Like Steven Spielberg’s Saving Private Ryan and Terrence Malick’s The Thin Red Line, Christopher Nolan’s latest project is shaping up to be an epic ensemble drama about men attempting to scrape through the overwhelming hardships of World War Two. Dunkirk, based on the improbable operation that saw over 300,000 soldiers evacuated from the shores of the eponymous French town, is set for release in 2017. The subject matter is a perfect fit for Nolan’s visually grandiose style and feel for high-stakes tension, and while the filming has only just begun, the details so far are intriguing.
Recreating the evacuation scenes is an immense logistical task, but Nolan seems to be sticking to his practical-effects guns. Filming is underway partly on location at Dunkirk itself, and the director, in full on commander-in-chief mode, is even bringing a French warship out of decommission for the production.
— pierre volot (@pierrevolot) May 20, 2016
Most recently, photos have surfaced of Nolan’s crew on the windswept town’s beaches, along with groups of uniformed extras and surprisingly flimsy-looking cardboard trucks and soldiers. They may be for a screen test but it wouldn’t be the first time Nolan has created convincing environments through some back-to-basics optical tricks, as in the Roadrunner-esque painted tunnel in The Dark Knight.
Nolan’s goal has always been to create large-scale environments that feel authentically gritty, and he’s brought back Interstellar’s cinematographer, Hoyte van Hoytema, to capture the action in immersive IMAX using 65mm film. He’s also brought on board Andrew Jackson, the visual effects supervisor who so effectively blended CGI with rugged practical effects on Mad Max: Fury Road.
The cast includes Tom Hardy, Kenneth Branagh and Mark Rylance, whose career has recently reached a new level of buzz with acclaimed appearances in Bridge of Spies and The BFG. Cillian Murphy, who has appeared alongside Hardy in The Dark Knight Rises and Inception, joined the cast in April. Nolan is known for using the same actors across his films, but a notable absentee this time round is Michael Caine, who it seems won’t be available to dispense his usual sage observations.

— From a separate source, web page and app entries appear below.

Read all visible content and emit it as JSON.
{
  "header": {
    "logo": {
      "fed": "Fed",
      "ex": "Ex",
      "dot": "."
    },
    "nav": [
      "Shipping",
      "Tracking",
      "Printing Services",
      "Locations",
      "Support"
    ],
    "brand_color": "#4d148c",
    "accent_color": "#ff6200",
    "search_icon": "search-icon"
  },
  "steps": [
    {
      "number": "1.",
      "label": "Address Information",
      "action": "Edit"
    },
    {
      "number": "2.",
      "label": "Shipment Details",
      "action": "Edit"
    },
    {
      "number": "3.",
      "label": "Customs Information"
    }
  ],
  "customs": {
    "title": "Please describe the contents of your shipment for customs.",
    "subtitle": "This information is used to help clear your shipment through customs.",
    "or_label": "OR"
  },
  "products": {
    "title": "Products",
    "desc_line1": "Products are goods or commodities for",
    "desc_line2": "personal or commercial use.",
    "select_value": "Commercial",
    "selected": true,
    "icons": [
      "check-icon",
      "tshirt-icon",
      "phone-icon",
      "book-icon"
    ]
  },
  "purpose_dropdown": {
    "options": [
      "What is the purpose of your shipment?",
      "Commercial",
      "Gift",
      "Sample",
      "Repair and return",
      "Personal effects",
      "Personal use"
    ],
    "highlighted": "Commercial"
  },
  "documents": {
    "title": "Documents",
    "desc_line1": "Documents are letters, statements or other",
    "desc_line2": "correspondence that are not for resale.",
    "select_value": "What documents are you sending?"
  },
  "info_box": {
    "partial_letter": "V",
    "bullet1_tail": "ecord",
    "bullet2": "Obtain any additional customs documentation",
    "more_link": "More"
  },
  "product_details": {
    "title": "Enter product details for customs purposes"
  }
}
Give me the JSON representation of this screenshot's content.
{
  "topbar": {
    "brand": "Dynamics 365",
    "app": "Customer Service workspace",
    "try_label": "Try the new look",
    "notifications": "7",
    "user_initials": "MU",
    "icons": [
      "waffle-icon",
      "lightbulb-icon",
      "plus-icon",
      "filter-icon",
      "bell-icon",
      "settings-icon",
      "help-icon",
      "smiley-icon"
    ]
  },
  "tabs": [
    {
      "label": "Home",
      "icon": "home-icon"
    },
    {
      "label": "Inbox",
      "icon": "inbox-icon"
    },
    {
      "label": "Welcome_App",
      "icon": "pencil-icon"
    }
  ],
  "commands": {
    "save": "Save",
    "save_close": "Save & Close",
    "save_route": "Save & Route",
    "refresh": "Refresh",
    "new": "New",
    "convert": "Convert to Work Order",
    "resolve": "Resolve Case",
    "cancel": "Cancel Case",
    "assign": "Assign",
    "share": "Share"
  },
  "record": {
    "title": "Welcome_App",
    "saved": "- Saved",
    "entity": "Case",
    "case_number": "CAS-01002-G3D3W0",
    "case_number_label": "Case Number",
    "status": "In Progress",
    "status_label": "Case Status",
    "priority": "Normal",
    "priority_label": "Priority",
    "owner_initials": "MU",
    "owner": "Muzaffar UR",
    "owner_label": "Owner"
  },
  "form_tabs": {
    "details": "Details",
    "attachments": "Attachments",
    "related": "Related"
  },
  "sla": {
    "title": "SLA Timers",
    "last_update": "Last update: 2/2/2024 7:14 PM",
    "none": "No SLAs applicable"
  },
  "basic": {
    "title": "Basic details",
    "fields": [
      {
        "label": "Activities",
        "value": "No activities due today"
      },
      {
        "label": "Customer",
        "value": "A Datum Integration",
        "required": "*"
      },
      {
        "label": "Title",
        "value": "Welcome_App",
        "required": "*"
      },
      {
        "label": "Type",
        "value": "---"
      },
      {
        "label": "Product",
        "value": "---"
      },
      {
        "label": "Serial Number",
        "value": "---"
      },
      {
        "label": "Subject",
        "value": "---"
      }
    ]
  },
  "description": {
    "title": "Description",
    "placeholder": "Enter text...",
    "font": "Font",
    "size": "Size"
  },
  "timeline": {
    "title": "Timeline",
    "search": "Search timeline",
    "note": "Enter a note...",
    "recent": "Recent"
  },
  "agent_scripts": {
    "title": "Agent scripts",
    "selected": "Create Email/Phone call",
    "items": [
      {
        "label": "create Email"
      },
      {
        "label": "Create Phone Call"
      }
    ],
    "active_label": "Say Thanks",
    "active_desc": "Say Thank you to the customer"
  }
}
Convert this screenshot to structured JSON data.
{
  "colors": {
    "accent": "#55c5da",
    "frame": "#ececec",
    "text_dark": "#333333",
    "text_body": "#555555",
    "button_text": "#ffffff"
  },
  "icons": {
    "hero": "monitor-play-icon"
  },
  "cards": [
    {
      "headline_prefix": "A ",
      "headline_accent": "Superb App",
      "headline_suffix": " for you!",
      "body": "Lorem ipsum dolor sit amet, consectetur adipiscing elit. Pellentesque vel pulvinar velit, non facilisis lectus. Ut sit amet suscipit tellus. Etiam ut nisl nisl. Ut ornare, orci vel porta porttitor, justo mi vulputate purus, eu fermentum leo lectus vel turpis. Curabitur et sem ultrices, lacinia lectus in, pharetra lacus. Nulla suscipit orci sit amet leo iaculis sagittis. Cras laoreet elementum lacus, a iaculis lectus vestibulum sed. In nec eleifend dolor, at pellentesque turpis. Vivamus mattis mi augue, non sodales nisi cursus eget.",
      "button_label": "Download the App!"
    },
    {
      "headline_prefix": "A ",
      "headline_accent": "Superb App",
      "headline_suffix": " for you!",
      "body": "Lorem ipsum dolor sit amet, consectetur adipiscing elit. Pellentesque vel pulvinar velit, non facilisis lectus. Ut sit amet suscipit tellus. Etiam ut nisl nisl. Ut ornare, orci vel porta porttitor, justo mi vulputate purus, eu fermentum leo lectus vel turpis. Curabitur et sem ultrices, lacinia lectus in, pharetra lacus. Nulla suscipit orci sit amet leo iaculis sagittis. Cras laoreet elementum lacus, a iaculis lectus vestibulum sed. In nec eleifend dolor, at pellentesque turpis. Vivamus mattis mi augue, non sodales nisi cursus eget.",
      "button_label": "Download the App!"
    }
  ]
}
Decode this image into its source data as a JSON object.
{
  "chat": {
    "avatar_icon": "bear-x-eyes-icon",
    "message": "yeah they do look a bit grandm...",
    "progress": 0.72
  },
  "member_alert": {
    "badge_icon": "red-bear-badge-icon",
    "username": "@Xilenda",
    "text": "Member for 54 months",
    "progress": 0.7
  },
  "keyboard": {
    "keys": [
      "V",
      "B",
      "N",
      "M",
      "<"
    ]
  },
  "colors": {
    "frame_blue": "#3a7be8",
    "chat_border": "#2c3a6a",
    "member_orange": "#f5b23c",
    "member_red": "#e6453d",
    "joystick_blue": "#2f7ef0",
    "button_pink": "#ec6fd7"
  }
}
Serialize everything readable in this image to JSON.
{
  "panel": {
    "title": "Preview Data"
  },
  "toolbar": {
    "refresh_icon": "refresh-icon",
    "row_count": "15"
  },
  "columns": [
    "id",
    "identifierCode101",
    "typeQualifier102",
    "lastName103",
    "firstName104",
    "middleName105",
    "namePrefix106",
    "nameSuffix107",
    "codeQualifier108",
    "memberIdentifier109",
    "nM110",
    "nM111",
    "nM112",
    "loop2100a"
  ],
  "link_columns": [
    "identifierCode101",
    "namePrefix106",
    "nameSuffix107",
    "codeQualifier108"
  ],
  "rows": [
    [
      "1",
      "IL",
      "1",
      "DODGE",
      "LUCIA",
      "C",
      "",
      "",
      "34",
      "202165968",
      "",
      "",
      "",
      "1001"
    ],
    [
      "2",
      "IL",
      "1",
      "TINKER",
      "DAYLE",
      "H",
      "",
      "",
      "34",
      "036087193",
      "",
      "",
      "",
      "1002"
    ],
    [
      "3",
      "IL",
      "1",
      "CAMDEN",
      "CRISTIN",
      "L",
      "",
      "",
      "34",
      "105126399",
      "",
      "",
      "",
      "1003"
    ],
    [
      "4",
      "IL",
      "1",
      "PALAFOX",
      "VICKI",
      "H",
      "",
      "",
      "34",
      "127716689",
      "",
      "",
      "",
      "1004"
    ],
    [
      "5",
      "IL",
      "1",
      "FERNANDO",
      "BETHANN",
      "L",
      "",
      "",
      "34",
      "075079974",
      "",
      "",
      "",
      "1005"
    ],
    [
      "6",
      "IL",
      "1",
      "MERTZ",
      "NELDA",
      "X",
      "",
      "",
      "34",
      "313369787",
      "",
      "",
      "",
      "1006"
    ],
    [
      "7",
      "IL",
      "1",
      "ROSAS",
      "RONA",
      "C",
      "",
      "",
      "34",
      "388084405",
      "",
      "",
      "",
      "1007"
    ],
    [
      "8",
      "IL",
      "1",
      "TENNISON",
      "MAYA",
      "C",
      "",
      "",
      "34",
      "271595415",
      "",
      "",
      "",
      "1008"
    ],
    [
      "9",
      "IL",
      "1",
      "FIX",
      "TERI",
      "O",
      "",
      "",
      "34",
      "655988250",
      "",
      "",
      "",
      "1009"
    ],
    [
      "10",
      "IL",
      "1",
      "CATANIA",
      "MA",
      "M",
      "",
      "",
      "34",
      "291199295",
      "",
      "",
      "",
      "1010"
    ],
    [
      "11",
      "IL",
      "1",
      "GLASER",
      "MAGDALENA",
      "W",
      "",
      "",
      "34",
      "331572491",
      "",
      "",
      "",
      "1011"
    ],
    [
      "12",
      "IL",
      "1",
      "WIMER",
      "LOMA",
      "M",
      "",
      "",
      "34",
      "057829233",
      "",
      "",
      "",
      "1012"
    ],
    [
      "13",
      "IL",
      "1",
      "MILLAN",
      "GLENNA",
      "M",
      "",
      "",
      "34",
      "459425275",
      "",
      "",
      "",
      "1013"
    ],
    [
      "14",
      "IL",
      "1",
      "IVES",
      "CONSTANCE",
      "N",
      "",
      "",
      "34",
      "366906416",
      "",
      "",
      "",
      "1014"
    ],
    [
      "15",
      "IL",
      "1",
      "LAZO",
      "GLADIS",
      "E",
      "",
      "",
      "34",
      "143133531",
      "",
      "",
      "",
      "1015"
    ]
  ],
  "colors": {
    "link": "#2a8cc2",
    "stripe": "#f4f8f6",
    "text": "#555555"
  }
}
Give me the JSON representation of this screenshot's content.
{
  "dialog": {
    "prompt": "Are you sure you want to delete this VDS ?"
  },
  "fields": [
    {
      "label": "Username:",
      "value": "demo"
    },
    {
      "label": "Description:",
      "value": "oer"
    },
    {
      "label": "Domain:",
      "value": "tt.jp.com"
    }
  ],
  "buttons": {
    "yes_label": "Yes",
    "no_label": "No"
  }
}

— pierre volot (@pierrevolot) May 23, 2016
It’s not hard to imagine the grizzled gravitas of Branagh or Hardy in the role of World War Two officers, but the film’s focus will apparently be on the younger members of the cast. Nolan has chosen relatively unknown Fionn Whitehead, alongside other young British actors Aneurin Barnard and Jack Lowden. Making his acting debut is One Direction’s Harry Styles, who is already the focus of much of the #dunkirk activity and blurry covert set photos on twitter.
Jonathan Nolan and Hans Zimmer are also back, on screenplay and soundtrack duties respectively. The cast and crew will be pretty familiar to Nolan fans, even if the historical setting isn’t, and the film looks to be a continuation of a trajectory that has seen the director go from taut psychological thrillers like Momento to ambitious, monumental blockbusters like Interstellar.
Published 25 May 2016
Check in with the continuing adventures of Rick Deckard and his cursed Replicant ilk.
Christopher Nolan’s baroque opus is a worthy trilogy closer, both seriously epic and epically serious.